  • False confessions: Why is it that people falsely confess to a crime? How do these false confessions influence other aspects of the criminal justice system (e.g., jury decision-making, perceptions of exonerees, forensic analyses)
  • Eyewitness memory: how can an eyewitness’s memory be manipulated? How do false memories occur?
  • Jury Decision-Making: How do juries decide on a verdict? What factors of a trial do juries focus on more? Are the instructions juries given comprehensible?
  • Perceptions of exonerees: How does the general layperson perceive exonerees? How do the causes of wrongful convictions influence these perceptions? How do exonerees reintegrate back into society?
  • Statistical Cognition: Are Bayesian Analyses more intuitive than Frequentist Analyses (i.e., null hypothesis testing) for students? Conceptual understanding of Bayesian vs. Frequentist analytic approaches among faculty. Comparing statistical software to determine which program is best for student learning, etc.

Organization Preference: I prefer to supervise two-semester comp projects for students who plan to do an experiment. I am open to supervising one or two semester comp projects for students interested in doing a library project.

Professor Lauren Paulson

Currently, my personal research projects are on the topics of eating behavior/disorders and rural mental health issues and concerns.

Specifically, I would be interested in supervising student research projects related to the following topics:

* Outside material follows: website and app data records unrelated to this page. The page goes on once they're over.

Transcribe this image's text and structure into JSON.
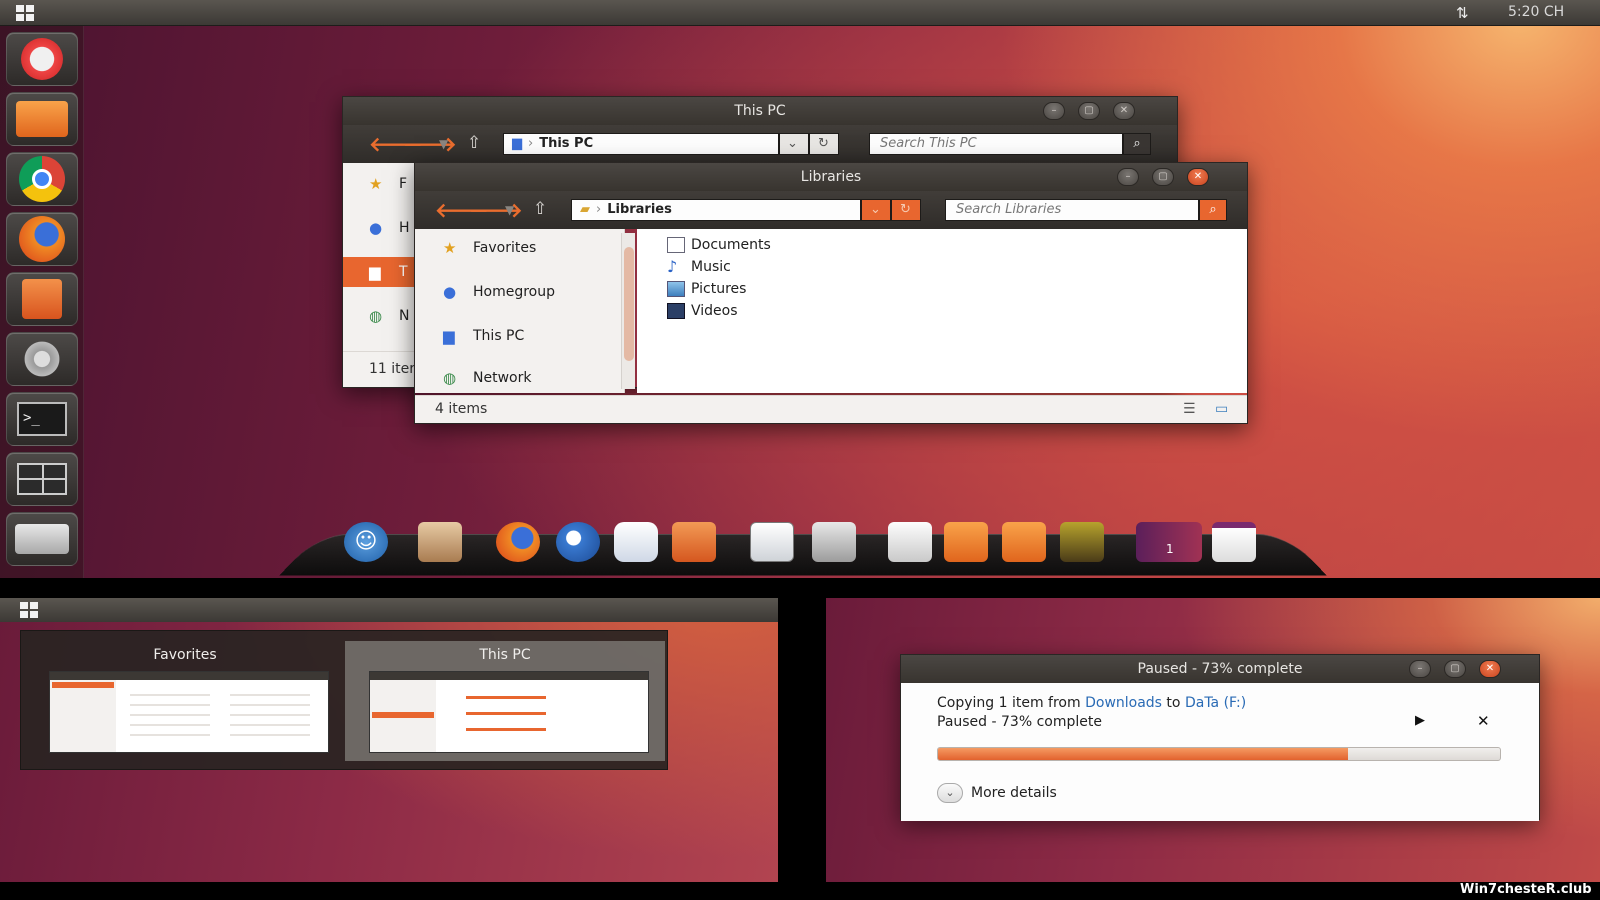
{
  "top_panel": {
    "clock": "5:20 CH",
    "network_icon": "network-arrows-icon"
  },
  "launcher": {
    "items": [
      {
        "name": "dash-home",
        "icon": "ubuntu-logo-icon"
      },
      {
        "name": "files",
        "icon": "folder-icon"
      },
      {
        "name": "chrome",
        "icon": "chrome-icon"
      },
      {
        "name": "firefox",
        "icon": "firefox-icon"
      },
      {
        "name": "software-center",
        "icon": "shopping-bag-icon"
      },
      {
        "name": "system-settings",
        "icon": "settings-tools-icon"
      },
      {
        "name": "terminal",
        "icon": "terminal-icon"
      },
      {
        "name": "workspace-switcher",
        "icon": "workspaces-icon"
      },
      {
        "name": "drive",
        "icon": "hard-drive-icon"
      }
    ]
  },
  "window_thispc": {
    "title": "This PC",
    "address": "This PC",
    "search_placeholder": "Search This PC",
    "sidebar_partial": [
      "F",
      "H",
      "T",
      "N"
    ],
    "status": "11 iter"
  },
  "window_libraries": {
    "title": "Libraries",
    "address": "Libraries",
    "search_placeholder": "Search Libraries",
    "nav": [
      {
        "label": "Favorites",
        "icon": "star-icon"
      },
      {
        "label": "Homegroup",
        "icon": "homegroup-icon"
      },
      {
        "label": "This PC",
        "icon": "computer-icon"
      },
      {
        "label": "Network",
        "icon": "network-icon"
      }
    ],
    "items": [
      {
        "label": "Documents",
        "icon": "documents-icon"
      },
      {
        "label": "Music",
        "icon": "music-icon"
      },
      {
        "label": "Pictures",
        "icon": "pictures-icon"
      },
      {
        "label": "Videos",
        "icon": "videos-icon"
      }
    ],
    "status": "4 items"
  },
  "dock": {
    "items": [
      "accessibility-icon",
      "file-icon",
      "firefox-icon",
      "thunderbird-icon",
      "chat-icon",
      "store-icon",
      "document-viewer-icon",
      "calculator-icon",
      "text-editor-icon",
      "backup-folder-icon",
      "downloads-folder-icon",
      "photos-icon",
      "workspaces-icon",
      "window-icon"
    ],
    "workspace_badge": "1"
  },
  "switcher": {
    "items": [
      {
        "title": "Favorites"
      },
      {
        "title": "This PC"
      }
    ]
  },
  "copy_dialog": {
    "title": "Paused - 73% complete",
    "line1_prefix": "Copying 1 item from ",
    "line1_source": "Downloads",
    "line1_mid": " to ",
    "line1_dest": "DaTa (F:)",
    "line2": "Paused - 73% complete",
    "progress": 0.73,
    "more_details": "More details",
    "resume_icon": "play-icon",
    "cancel_icon": "close-icon"
  },
  "watermark": "Win7chesteR.club",
  "colors": {
    "accent": "#e8662f",
    "link": "#2a6bb5",
    "titlebar": "#403c38"
  }
}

  • Eating disorders/Disordered eating, & Body image
  • Exercise
  • Supervision and Professional Development
  • Rural Issues and Concerns
  • Community Counseling

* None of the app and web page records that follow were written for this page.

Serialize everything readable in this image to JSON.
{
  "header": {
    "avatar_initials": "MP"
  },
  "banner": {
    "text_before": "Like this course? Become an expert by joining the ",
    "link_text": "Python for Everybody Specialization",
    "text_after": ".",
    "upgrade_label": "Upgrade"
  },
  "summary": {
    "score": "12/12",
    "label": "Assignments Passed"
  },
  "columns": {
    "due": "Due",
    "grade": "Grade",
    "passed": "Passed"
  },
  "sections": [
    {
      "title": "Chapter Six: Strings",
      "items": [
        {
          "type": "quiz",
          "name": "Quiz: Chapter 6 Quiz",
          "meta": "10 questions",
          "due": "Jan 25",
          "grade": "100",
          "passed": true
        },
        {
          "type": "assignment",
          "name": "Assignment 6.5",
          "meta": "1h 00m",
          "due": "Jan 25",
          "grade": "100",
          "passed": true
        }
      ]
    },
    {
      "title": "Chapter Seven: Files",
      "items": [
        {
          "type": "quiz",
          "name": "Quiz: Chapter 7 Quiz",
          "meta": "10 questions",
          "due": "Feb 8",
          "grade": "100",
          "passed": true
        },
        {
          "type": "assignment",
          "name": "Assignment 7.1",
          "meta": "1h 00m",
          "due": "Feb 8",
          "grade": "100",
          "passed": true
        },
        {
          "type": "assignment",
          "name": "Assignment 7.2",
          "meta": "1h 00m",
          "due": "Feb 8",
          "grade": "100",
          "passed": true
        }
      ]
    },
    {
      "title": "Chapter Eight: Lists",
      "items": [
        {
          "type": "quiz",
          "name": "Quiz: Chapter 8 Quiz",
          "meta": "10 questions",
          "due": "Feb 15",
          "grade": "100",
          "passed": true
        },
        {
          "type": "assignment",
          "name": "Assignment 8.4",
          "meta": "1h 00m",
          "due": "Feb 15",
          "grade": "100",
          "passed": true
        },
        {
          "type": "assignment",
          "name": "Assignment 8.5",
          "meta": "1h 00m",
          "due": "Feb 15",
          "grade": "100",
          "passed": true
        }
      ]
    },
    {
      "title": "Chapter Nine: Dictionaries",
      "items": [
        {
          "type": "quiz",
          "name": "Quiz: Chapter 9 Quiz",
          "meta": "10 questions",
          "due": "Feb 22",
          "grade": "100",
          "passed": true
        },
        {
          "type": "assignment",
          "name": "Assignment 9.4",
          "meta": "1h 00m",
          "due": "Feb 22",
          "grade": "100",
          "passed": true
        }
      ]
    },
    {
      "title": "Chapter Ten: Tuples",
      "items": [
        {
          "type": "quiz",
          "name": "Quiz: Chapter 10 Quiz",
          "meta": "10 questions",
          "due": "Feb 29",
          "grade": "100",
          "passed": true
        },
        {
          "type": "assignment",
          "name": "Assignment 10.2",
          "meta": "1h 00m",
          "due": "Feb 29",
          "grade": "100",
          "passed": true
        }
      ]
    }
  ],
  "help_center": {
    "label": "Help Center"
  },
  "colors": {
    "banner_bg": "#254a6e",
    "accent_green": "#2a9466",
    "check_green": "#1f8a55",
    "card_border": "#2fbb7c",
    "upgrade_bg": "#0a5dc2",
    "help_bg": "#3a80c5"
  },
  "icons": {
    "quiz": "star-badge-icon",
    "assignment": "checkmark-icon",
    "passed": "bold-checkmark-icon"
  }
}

I am open to supervising both one and two semester comps.

Professor Ryan Pickering

Broadly, I research the impact of both social identity and social experiences on physical and psychological health and performance. I am interested in supervising research on topics within social psychology, social psychophysiology, and sustainability. Topics may include:

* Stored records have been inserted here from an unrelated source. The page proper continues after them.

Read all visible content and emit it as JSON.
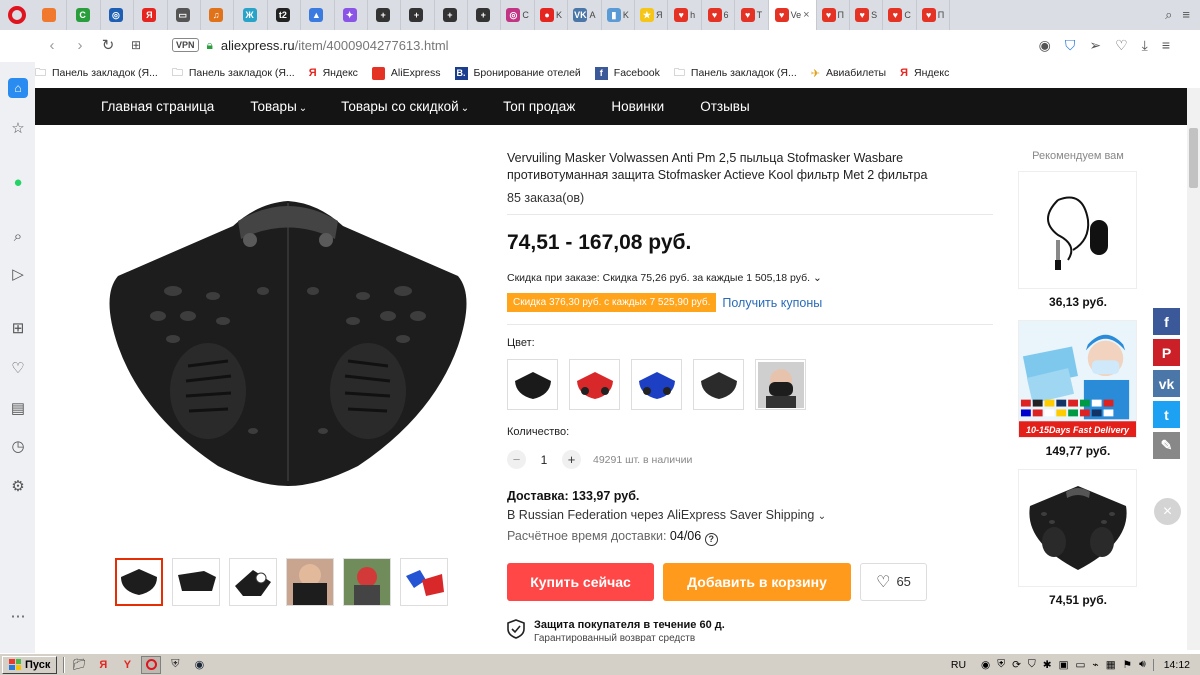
{
  "browser": {
    "active_tab": {
      "label": "Ve",
      "close": "×"
    },
    "tabs": [
      {
        "label": "",
        "color": "#f0792e",
        "glyph": ""
      },
      {
        "label": "",
        "color": "#2a9d3c",
        "glyph": "C"
      },
      {
        "label": "",
        "color": "#1e5fb3",
        "glyph": "◎"
      },
      {
        "label": "",
        "color": "#e52620",
        "glyph": "Я"
      },
      {
        "label": "",
        "color": "#555555",
        "glyph": "▭"
      },
      {
        "label": "",
        "color": "#e0731a",
        "glyph": "♫"
      },
      {
        "label": "",
        "color": "#2aa3c9",
        "glyph": "Ж"
      },
      {
        "label": "",
        "color": "#222222",
        "glyph": "t2"
      },
      {
        "label": "",
        "color": "#3b7be0",
        "glyph": "▲"
      },
      {
        "label": "",
        "color": "#8a55e6",
        "glyph": "✦"
      },
      {
        "label": "",
        "color": "#333333",
        "glyph": "+"
      },
      {
        "label": "",
        "color": "#333333",
        "glyph": "+"
      },
      {
        "label": "",
        "color": "#333333",
        "glyph": "+"
      },
      {
        "label": "",
        "color": "#333333",
        "glyph": "+"
      },
      {
        "label": "C",
        "color": "#c13584",
        "glyph": "◎"
      },
      {
        "label": "K",
        "color": "#e52620",
        "glyph": "●"
      },
      {
        "label": "A",
        "color": "#4a76a8",
        "glyph": "VK"
      },
      {
        "label": "K",
        "color": "#5b9bd5",
        "glyph": "▮"
      },
      {
        "label": "Я",
        "color": "#f5c518",
        "glyph": "★"
      },
      {
        "label": "h",
        "color": "#e43225",
        "glyph": "♥"
      },
      {
        "label": "6",
        "color": "#e43225",
        "glyph": "♥"
      },
      {
        "label": "T",
        "color": "#e43225",
        "glyph": "♥"
      }
    ],
    "tabs_after": [
      {
        "label": "П",
        "color": "#e43225",
        "glyph": "♥"
      },
      {
        "label": "S",
        "color": "#e43225",
        "glyph": "♥"
      },
      {
        "label": "C",
        "color": "#e43225",
        "glyph": "♥"
      },
      {
        "label": "П",
        "color": "#e43225",
        "glyph": "♥"
      }
    ],
    "tab_actions": {
      "search": "⌕",
      "menu": "≡"
    },
    "url_host": "aliexpress.ru",
    "url_path": "/item/4000904277613.html",
    "vpn_label": "VPN"
  },
  "bookmarks": [
    {
      "label": "Панель закладок (Я...",
      "icon": "folder-icon"
    },
    {
      "label": "Панель закладок (Я...",
      "icon": "folder-icon"
    },
    {
      "label": "Яндекс",
      "icon": "yandex-icon"
    },
    {
      "label": "AliExpress",
      "icon": "aliexpress-icon"
    },
    {
      "label": "Бронирование отелей",
      "icon": "booking-icon"
    },
    {
      "label": "Facebook",
      "icon": "facebook-icon"
    },
    {
      "label": "Панель закладок (Я...",
      "icon": "folder-icon"
    },
    {
      "label": "Авиабилеты",
      "icon": "plane-icon"
    },
    {
      "label": "Яндекс",
      "icon": "yandex-icon"
    }
  ],
  "topnav": [
    {
      "label": "Главная страница",
      "caret": ""
    },
    {
      "label": "Товары",
      "caret": "⌄"
    },
    {
      "label": "Товары со скидкой",
      "caret": "⌄"
    },
    {
      "label": "Топ продаж",
      "caret": ""
    },
    {
      "label": "Новинки",
      "caret": ""
    },
    {
      "label": "Отзывы",
      "caret": ""
    }
  ],
  "product": {
    "title": "Vervuiling Masker Volwassen Anti Pm 2,5 пыльца Stofmasker Wasbare противотуманная защита Stofmasker Actieve Kool фильтр Met 2 фильтра",
    "orders": "85 заказа(ов)",
    "price": "74,51 - 167,08 руб.",
    "discount_note": "Скидка при заказе: Скидка 75,26 руб. за каждые 1 505,18 руб.",
    "coupon": "Скидка 376,30 руб. с каждых 7 525,90 руб.",
    "get_coupons": "Получить купоны",
    "color_label": "Цвет:",
    "colors": [
      {
        "name": "black",
        "hex": "#1a1a1a"
      },
      {
        "name": "red",
        "hex": "#d8282a"
      },
      {
        "name": "blue",
        "hex": "#1d3fc4"
      },
      {
        "name": "dark",
        "hex": "#2b2b2b"
      },
      {
        "name": "photo",
        "hex": "#222222"
      }
    ],
    "qty_label": "Количество:",
    "qty": "1",
    "stock": "49291 шт. в наличии",
    "shipping": "Доставка: 133,97 руб.",
    "ship_via": "В Russian Federation через AliExpress Saver Shipping",
    "eta_label": "Расчётное время доставки:",
    "eta_date": "04/06",
    "buy": "Купить сейчас",
    "cart": "Добавить в корзину",
    "wishes": "65",
    "protect_title": "Защита покупателя в течение 60 д.",
    "protect_sub": "Гарантированный возврат средств"
  },
  "recommend": {
    "title": "Рекомендуем вам",
    "items": [
      {
        "price": "36,13 руб."
      },
      {
        "price": "149,77 руб.",
        "badge": "10-15Days Fast Delivery"
      },
      {
        "price": "74,51 руб."
      }
    ]
  },
  "share": [
    {
      "name": "facebook",
      "glyph": "f",
      "color": "#3b5998"
    },
    {
      "name": "pinterest",
      "glyph": "P",
      "color": "#cb2027"
    },
    {
      "name": "vk",
      "glyph": "vk",
      "color": "#4a76a8"
    },
    {
      "name": "twitter",
      "glyph": "t",
      "color": "#1da1f2"
    },
    {
      "name": "edit",
      "glyph": "✎",
      "color": "#888888"
    }
  ],
  "taskbar": {
    "start": "Пуск",
    "lang": "RU",
    "clock": "14:12"
  }
}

  • Stress: Creating stressful laboratory situations and measuring physiological stress through a continuous noninvasive arterial pressure (CNAP) machine, electrocardiograph (ECG) sensors, and/or impedance cardiography tape.
  • Social status: Socioeconomic status background, income inequality, cross-class interactions, social class as a social identity/cultural influence.
  • Resilience/success/interventions for individuals from underrepresented groups.
  • Disclosure: When/why/where people choose to disclose concealable stigmas (e.g. sexual minority status, mental health issues, religious/spiritual beliefs, etc.) and whether those disclosures are perceived as socially acceptable
  • Sustainability Psychology- Behavior change, messaging/branding, how personality traits impact sustainability behavior
  • Social justice

I am open to supervision both one-semester and two-semester projects, but physiology projects should be two-semester projects.

Professor Kristen Warren

I am broadly interested in supervising projects using neuroscience approaches to investigate human cognitive functions. My research focuses on episodic memory and how brain activity, connectivity, and plasticity changes in response to the varying demands within this system—creating new memories or retrieving old ones—and between this system and other cognitive systems—decision-making, attention, emotion, or language. My lab uses combinations of cognitive testing, EEG recording, and open-source MRI datasets to answer these questions. Potential topics include, but are not limited to:
• Encoding and retrieval processing
• Differences between memory types (episodic, short-term, procedural, etc.)
• How memory changes across the lifespan or in disease
• Sleep (or lack therof) and memory
• Interactions between memory and other cognitive systems
• Related/similar inquiries in other cognitive systems

Organizational Preference: Two-semester comps are strongly encouraged, though one-semester comps may be acceptable if you have at least one semester of previous experience in the lab (e.g., an independent study) or are planning on doing a library comp.